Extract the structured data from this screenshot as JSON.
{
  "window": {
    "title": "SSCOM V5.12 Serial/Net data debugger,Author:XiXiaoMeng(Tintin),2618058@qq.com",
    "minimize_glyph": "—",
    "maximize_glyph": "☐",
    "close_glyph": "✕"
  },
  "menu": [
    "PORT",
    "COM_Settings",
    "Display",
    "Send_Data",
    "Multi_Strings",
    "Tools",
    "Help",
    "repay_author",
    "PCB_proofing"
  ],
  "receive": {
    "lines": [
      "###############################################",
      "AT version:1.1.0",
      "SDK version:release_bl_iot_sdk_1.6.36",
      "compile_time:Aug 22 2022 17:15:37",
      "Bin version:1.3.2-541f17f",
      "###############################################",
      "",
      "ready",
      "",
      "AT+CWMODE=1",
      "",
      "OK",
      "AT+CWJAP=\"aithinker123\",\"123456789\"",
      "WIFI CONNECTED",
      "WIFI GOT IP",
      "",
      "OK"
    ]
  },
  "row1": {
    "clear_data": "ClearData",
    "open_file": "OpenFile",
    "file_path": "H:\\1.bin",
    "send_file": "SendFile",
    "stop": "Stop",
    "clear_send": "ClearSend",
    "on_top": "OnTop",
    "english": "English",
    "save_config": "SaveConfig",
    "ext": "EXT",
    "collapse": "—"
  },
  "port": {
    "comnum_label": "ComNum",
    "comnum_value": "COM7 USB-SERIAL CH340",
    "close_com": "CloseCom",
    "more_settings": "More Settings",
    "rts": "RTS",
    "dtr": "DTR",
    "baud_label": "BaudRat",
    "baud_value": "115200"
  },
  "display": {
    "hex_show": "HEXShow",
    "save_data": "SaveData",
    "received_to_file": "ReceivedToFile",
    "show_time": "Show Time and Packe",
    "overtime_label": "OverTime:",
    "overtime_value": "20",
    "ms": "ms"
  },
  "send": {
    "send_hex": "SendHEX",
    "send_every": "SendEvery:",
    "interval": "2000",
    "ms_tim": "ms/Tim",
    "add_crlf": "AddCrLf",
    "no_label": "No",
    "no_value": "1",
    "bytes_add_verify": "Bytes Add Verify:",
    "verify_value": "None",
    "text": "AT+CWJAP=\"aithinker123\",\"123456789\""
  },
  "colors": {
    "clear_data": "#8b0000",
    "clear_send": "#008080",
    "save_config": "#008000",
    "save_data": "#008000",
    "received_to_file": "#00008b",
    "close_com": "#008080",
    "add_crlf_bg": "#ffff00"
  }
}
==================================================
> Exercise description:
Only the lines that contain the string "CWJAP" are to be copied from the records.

> Response to this exercise:
      "AT+CWJAP=\"aithinker123\",\"123456789\"",
    "text": "AT+CWJAP=\"aithinker123\",\"123456789\""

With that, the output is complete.